• _What is needed_: From the first record through the last, copy each one exactly.

• _Record set_:
....
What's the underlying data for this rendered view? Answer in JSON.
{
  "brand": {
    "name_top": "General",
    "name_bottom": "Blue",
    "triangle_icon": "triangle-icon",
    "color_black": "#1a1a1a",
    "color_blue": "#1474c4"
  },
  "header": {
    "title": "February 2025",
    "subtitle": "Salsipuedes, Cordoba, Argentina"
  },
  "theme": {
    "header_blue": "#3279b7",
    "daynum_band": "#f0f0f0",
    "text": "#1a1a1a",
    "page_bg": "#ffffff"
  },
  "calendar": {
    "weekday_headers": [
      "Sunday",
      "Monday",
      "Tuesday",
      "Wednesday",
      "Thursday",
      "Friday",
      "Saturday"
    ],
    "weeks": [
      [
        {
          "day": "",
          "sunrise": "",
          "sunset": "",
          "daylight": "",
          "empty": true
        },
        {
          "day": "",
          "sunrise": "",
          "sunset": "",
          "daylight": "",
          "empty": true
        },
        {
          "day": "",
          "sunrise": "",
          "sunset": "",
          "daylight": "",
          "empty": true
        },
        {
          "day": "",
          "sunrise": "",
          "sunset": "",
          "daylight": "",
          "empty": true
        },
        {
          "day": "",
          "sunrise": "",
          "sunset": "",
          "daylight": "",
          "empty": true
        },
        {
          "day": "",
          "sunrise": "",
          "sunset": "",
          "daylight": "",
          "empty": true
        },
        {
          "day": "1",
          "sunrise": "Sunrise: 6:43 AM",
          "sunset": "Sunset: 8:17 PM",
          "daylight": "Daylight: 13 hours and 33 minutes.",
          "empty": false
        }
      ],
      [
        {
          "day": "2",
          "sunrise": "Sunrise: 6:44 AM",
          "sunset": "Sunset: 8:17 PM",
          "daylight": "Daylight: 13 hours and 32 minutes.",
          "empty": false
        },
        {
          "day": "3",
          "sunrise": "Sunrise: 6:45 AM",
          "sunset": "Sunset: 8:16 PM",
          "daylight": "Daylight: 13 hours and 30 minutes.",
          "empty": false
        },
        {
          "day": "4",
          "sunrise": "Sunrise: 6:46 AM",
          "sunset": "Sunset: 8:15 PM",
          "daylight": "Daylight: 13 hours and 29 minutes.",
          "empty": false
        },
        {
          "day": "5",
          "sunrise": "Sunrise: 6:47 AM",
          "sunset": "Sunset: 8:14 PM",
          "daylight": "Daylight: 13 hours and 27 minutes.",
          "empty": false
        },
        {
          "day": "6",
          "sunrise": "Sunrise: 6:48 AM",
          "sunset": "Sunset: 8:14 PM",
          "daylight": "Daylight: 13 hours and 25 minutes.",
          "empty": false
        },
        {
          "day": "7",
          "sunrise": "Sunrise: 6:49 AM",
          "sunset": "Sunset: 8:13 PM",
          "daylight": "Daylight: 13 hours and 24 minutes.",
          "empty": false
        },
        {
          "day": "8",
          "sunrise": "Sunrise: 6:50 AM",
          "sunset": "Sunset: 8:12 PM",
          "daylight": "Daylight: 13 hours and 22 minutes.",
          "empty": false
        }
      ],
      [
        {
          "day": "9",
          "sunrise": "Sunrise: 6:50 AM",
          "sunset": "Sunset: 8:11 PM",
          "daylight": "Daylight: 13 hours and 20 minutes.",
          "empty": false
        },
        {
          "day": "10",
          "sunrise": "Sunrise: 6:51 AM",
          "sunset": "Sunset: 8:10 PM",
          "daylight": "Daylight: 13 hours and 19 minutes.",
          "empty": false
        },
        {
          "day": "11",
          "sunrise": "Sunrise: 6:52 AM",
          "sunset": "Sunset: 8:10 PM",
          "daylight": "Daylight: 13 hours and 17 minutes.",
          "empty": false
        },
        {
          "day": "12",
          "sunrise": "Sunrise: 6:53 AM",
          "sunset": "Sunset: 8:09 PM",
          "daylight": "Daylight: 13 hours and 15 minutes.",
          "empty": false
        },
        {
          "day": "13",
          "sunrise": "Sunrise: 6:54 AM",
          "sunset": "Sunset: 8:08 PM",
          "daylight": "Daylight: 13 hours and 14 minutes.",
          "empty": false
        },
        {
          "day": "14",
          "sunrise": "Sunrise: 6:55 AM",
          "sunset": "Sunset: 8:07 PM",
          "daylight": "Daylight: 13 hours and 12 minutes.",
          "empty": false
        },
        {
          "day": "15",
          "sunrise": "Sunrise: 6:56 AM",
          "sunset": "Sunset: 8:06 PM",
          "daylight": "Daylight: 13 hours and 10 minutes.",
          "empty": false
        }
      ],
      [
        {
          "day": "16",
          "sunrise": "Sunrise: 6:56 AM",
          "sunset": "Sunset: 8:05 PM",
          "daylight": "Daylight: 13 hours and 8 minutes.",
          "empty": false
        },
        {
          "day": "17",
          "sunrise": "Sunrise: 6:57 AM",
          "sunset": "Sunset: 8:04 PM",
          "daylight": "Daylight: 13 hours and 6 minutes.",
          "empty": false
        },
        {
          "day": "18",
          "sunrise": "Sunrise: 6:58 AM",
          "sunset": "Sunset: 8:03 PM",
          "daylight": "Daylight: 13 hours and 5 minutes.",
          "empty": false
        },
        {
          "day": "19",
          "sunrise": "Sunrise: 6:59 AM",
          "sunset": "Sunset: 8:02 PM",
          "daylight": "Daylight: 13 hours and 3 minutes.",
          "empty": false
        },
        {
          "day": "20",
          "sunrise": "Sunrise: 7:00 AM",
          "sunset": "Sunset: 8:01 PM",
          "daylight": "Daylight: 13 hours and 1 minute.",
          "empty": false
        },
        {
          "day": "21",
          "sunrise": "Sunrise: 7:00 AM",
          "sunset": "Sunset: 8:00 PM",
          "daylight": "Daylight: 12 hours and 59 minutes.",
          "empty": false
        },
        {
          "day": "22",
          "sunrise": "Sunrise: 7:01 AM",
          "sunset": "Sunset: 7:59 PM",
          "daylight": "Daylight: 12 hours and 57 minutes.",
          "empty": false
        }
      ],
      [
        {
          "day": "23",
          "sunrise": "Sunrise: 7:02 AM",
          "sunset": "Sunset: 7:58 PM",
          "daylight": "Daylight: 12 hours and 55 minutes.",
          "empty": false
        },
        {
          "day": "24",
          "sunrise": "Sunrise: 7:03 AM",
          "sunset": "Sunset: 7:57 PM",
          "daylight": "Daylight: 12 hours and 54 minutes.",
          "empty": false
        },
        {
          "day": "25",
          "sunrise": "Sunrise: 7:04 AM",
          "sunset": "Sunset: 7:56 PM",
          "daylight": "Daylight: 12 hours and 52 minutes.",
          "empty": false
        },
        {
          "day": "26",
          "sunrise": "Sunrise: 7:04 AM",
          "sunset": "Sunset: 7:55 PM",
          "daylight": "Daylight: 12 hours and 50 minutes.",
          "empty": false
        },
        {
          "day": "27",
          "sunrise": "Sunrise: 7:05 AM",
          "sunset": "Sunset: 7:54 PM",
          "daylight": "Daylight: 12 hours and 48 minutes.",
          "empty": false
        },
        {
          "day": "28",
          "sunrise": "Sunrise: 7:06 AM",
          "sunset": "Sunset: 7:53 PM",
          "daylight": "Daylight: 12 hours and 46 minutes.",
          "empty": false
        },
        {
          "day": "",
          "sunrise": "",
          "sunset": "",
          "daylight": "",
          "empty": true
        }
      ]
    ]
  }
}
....
• _Task solution_:
What's the underlying data for this rendered view? Answer in JSON.
{
  "brand": {
    "name_top": "General",
    "name_bottom": "Blue",
    "triangle_icon": "triangle-icon",
    "color_black": "#1a1a1a",
    "color_blue": "#1474c4"
  },
  "header": {
    "title": "February 2025",
    "subtitle": "Salsipuedes, Cordoba, Argentina"
  },
  "theme": {
    "header_blue": "#3279b7",
    "daynum_band": "#f0f0f0",
    "text": "#1a1a1a",
    "page_bg": "#ffffff"
  },
  "calendar": {
    "weekday_headers": [
      "Sunday",
      "Monday",
      "Tuesday",
      "Wednesday",
      "Thursday",
      "Friday",
      "Saturday"
    ],
    "weeks": [
      [
        {
          "day": "",
          "sunrise": "",
          "sunset": "",
          "daylight": "",
          "empty": true
        },
        {
          "day": "",
          "sunrise": "",
          "sunset": "",
          "daylight": "",
          "empty": true
        },
        {
          "day": "",
          "sunrise": "",
          "sunset": "",
          "daylight": "",
          "empty": true
        },
        {
          "day": "",
          "sunrise": "",
          "sunset": "",
          "daylight": "",
          "empty": true
        },
        {
          "day": "",
          "sunrise": "",
          "sunset": "",
          "daylight": "",
          "empty": true
        },
        {
          "day": "",
          "sunrise": "",
          "sunset": "",
          "daylight": "",
          "empty": true
        },
        {
          "day": "1",
          "sunrise": "Sunrise: 6:43 AM",
          "sunset": "Sunset: 8:17 PM",
          "daylight": "Daylight: 13 hours and 33 minutes.",
          "empty": false
        }
      ],
      [
        {
          "day": "2",
          "sunrise": "Sunrise: 6:44 AM",
          "sunset": "Sunset: 8:17 PM",
          "daylight": "Daylight: 13 hours and 32 minutes.",
          "empty": false
        },
        {
          "day": "3",
          "sunrise": "Sunrise: 6:45 AM",
          "sunset": "Sunset: 8:16 PM",
          "daylight": "Daylight: 13 hours and 30 minutes.",
          "empty": false
        },
        {
          "day": "4",
          "sunrise": "Sunrise: 6:46 AM",
          "sunset": "Sunset: 8:15 PM",
          "daylight": "Daylight: 13 hours and 29 minutes.",
          "empty": false
        },
        {
          "day": "5",
          "sunrise": "Sunrise: 6:47 AM",
          "sunset": "Sunset: 8:14 PM",
          "daylight": "Daylight: 13 hours and 27 minutes.",
          "empty": false
        },
        {
          "day": "6",
          "sunrise": "Sunrise: 6:48 AM",
          "sunset": "Sunset: 8:14 PM",
          "daylight": "Daylight: 13 hours and 25 minutes.",
          "empty": false
        },
        {
          "day": "7",
          "sunrise": "Sunrise: 6:49 AM",
          "sunset": "Sunset: 8:13 PM",
          "daylight": "Daylight: 13 hours and 24 minutes.",
          "empty": false
        },
        {
          "day": "8",
          "sunrise": "Sunrise: 6:50 AM",
          "sunset": "Sunset: 8:12 PM",
          "daylight": "Daylight: 13 hours and 22 minutes.",
          "empty": false
        }
      ],
      [
        {
          "day": "9",
          "sunrise": "Sunrise: 6:50 AM",
          "sunset": "Sunset: 8:11 PM",
          "daylight": "Daylight: 13 hours and 20 minutes.",
          "empty": false
        },
        {
          "day": "10",
          "sunrise": "Sunrise: 6:51 AM",
          "sunset": "Sunset: 8:10 PM",
          "daylight": "Daylight: 13 hours and 19 minutes.",
          "empty": false
        },
        {
          "day": "11",
          "sunrise": "Sunrise: 6:52 AM",
          "sunset": "Sunset: 8:10 PM",
          "daylight": "Daylight: 13 hours and 17 minutes.",
          "empty": false
        },
        {
          "day": "12",
          "sunrise": "Sunrise: 6:53 AM",
          "sunset": "Sunset: 8:09 PM",
          "daylight": "Daylight: 13 hours and 15 minutes.",
          "empty": false
        },
        {
          "day": "13",
          "sunrise": "Sunrise: 6:54 AM",
          "sunset": "Sunset: 8:08 PM",
          "daylight": "Daylight: 13 hours and 14 minutes.",
          "empty": false
        },
        {
          "day": "14",
          "sunrise": "Sunrise: 6:55 AM",
          "sunset": "Sunset: 8:07 PM",
          "daylight": "Daylight: 13 hours and 12 minutes.",
          "empty": false
        },
        {
          "day": "15",
          "sunrise": "Sunrise: 6:56 AM",
          "sunset": "Sunset: 8:06 PM",
          "daylight": "Daylight: 13 hours and 10 minutes.",
          "empty": false
        }
      ],
      [
        {
          "day": "16",
          "sunrise": "Sunrise: 6:56 AM",
          "sunset": "Sunset: 8:05 PM",
          "daylight": "Daylight: 13 hours and 8 minutes.",
          "empty": false
        },
        {
          "day": "17",
          "sunrise": "Sunrise: 6:57 AM",
          "sunset": "Sunset: 8:04 PM",
          "daylight": "Daylight: 13 hours and 6 minutes.",
          "empty": false
        },
        {
          "day": "18",
          "sunrise": "Sunrise: 6:58 AM",
          "sunset": "Sunset: 8:03 PM",
          "daylight": "Daylight: 13 hours and 5 minutes.",
          "empty": false
        },
        {
          "day": "19",
          "sunrise": "Sunrise: 6:59 AM",
          "sunset": "Sunset: 8:02 PM",
          "daylight": "Daylight: 13 hours and 3 minutes.",
          "empty": false
        },
        {
          "day": "20",
          "sunrise": "Sunrise: 7:00 AM",
          "sunset": "Sunset: 8:01 PM",
          "daylight": "Daylight: 13 hours and 1 minute.",
          "empty": false
        },
        {
          "day": "21",
          "sunrise": "Sunrise: 7:00 AM",
          "sunset": "Sunset: 8:00 PM",
          "daylight": "Daylight: 12 hours and 59 minutes.",
          "empty": false
        },
        {
          "day": "22",
          "sunrise": "Sunrise: 7:01 AM",
          "sunset": "Sunset: 7:59 PM",
          "daylight": "Daylight: 12 hours and 57 minutes.",
          "empty": false
        }
      ],
      [
        {
          "day": "23",
          "sunrise": "Sunrise: 7:02 AM",
          "sunset": "Sunset: 7:58 PM",
          "daylight": "Daylight: 12 hours and 55 minutes.",
          "empty": false
        },
        {
          "day": "24",
          "sunrise": "Sunrise: 7:03 AM",
          "sunset": "Sunset: 7:57 PM",
          "daylight": "Daylight: 12 hours and 54 minutes.",
          "empty": false
        },
        {
          "day": "25",
          "sunrise": "Sunrise: 7:04 AM",
          "sunset": "Sunset: 7:56 PM",
          "daylight": "Daylight: 12 hours and 52 minutes.",
          "empty": false
        },
        {
          "day": "26",
          "sunrise": "Sunrise: 7:04 AM",
          "sunset": "Sunset: 7:55 PM",
          "daylight": "Daylight: 12 hours and 50 minutes.",
          "empty": false
        },
        {
          "day": "27",
          "sunrise": "Sunrise: 7:05 AM",
          "sunset": "Sunset: 7:54 PM",
          "daylight": "Daylight: 12 hours and 48 minutes.",
          "empty": false
        },
        {
          "day": "28",
          "sunrise": "Sunrise: 7:06 AM",
          "sunset": "Sunset: 7:53 PM",
          "daylight": "Daylight: 12 hours and 46 minutes.",
          "empty": false
        },
        {
          "day": "",
          "sunrise": "",
          "sunset": "",
          "daylight": "",
          "empty": true
        }
      ]
    ]
  }
}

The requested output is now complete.